→ About this exercise
Show every line from the entries that follow which holds the word "mnemonic".

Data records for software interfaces
• • • • •
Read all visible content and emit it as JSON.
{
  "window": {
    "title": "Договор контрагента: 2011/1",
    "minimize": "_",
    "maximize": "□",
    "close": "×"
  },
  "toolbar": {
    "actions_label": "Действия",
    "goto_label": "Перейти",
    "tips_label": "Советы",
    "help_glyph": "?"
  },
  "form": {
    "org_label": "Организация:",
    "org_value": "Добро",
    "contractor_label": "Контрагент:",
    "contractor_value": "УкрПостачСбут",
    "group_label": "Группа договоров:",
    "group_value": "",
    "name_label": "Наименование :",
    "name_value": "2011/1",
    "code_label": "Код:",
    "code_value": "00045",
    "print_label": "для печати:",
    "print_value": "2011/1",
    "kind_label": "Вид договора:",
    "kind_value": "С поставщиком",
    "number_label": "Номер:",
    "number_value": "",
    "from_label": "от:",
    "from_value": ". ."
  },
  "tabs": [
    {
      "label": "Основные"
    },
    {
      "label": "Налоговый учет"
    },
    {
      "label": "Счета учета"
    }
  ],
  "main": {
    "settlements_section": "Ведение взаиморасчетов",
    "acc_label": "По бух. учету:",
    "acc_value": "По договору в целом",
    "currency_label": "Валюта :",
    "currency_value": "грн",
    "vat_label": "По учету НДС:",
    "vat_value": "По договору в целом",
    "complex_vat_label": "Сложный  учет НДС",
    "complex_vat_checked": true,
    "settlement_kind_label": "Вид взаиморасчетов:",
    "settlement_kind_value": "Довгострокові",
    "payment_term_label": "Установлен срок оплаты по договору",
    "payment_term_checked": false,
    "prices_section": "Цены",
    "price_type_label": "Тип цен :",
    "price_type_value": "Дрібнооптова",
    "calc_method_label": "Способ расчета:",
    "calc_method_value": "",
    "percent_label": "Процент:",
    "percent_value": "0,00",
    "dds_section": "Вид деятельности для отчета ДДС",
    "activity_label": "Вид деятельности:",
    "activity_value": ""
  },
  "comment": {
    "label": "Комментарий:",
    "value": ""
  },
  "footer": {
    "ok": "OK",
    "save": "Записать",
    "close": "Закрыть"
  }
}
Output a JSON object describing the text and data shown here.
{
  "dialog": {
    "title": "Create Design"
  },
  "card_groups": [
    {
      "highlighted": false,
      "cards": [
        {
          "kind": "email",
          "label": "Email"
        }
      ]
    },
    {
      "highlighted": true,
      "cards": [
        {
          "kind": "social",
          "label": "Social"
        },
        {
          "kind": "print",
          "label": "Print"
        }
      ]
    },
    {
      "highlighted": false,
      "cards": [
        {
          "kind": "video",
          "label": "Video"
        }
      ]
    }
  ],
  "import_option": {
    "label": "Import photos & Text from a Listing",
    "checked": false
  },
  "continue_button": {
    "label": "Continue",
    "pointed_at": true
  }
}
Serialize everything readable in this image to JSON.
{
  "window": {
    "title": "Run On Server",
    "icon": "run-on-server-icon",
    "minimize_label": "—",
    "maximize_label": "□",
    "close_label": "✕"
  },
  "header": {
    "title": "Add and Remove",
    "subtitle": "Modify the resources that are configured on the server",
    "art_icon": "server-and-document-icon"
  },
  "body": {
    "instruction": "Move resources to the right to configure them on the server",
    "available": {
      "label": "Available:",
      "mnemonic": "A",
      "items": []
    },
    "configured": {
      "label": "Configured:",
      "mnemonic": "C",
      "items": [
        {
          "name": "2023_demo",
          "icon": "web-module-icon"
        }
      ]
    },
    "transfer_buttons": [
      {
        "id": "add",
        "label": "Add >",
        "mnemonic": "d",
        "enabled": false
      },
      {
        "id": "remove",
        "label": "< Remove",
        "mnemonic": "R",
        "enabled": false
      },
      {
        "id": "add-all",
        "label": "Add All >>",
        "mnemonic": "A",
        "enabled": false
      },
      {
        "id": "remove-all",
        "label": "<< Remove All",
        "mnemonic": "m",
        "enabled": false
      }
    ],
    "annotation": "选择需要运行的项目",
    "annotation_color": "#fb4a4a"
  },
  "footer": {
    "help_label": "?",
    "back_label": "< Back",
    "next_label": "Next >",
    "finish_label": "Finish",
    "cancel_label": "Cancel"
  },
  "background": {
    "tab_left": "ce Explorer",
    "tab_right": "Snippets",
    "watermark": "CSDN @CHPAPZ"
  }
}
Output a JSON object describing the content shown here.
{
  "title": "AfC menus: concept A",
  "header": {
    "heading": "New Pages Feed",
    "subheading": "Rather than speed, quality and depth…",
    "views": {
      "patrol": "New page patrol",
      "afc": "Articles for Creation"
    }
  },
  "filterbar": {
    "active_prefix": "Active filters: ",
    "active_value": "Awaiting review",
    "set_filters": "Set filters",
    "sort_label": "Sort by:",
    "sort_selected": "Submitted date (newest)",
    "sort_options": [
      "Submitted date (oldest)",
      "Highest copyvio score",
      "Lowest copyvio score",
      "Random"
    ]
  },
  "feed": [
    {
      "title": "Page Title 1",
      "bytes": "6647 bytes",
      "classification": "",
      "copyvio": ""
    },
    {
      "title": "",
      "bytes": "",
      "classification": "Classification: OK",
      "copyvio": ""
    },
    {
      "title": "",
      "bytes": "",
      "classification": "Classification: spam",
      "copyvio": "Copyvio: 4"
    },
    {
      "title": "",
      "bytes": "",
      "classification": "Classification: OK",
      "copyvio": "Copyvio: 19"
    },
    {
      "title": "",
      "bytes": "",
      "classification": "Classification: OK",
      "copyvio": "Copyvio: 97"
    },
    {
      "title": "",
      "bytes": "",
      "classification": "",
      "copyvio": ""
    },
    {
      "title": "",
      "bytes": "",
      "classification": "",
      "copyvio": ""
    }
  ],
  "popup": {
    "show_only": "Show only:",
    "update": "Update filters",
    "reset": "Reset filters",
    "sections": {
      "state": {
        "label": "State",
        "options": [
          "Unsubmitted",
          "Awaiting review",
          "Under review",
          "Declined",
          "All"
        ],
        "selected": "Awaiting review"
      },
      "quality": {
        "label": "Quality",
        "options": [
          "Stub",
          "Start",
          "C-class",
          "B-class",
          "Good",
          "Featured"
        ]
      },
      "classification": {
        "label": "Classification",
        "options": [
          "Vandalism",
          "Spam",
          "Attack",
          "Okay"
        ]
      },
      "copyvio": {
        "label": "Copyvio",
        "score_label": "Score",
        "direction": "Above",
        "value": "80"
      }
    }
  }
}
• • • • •
→ Result of this task
      "mnemonic": "A",
      "mnemonic": "C",
        "mnemonic": "d",
        "mnemonic": "R",
        "mnemonic": "A",
        "mnemonic": "m",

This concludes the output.